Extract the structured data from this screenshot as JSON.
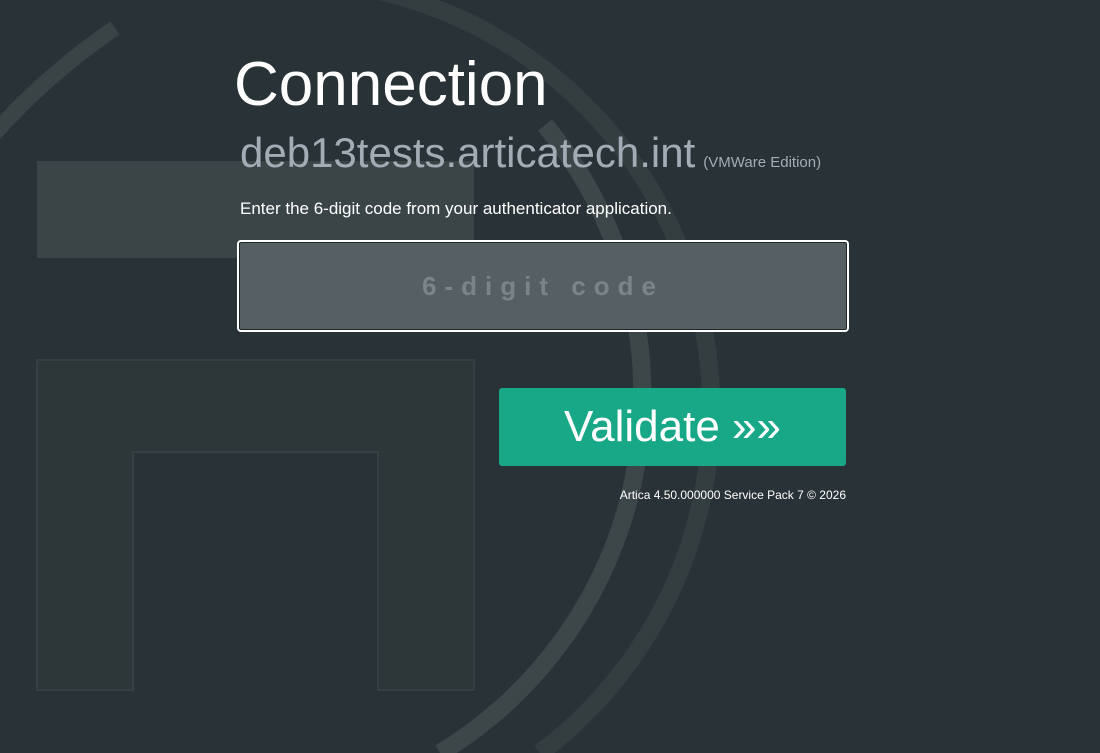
{
  "page": {
    "title": "Connection",
    "hostname": "deb13tests.articatech.int",
    "edition": "(VMWare Edition)",
    "instructions": "Enter the 6-digit code from your authenticator application."
  },
  "form": {
    "code_value": "",
    "code_placeholder": "6-digit code",
    "validate_label": "Validate »»"
  },
  "footer": {
    "version_text": "Artica 4.50.000000 Service Pack 7 © 2026"
  },
  "colors": {
    "background": "#293236",
    "accent": "#19a887",
    "muted_text": "#a3acb5",
    "input_bg": "#566064"
  }
}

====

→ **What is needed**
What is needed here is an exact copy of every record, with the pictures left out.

→ **Finished task**
Extract the structured data from this screenshot as JSON.
{
  "page": {
    "title": "Connection",
    "hostname": "deb13tests.articatech.int",
    "edition": "(VMWare Edition)",
    "instructions": "Enter the 6-digit code from your authenticator application."
  },
  "form": {
    "code_value": "",
    "code_placeholder": "6-digit code",
    "validate_label": "Validate »»"
  },
  "footer": {
    "version_text": "Artica 4.50.000000 Service Pack 7 © 2026"
  },
  "colors": {
    "background": "#293236",
    "accent": "#19a887",
    "muted_text": "#a3acb5",
    "input_bg": "#566064"
  }
}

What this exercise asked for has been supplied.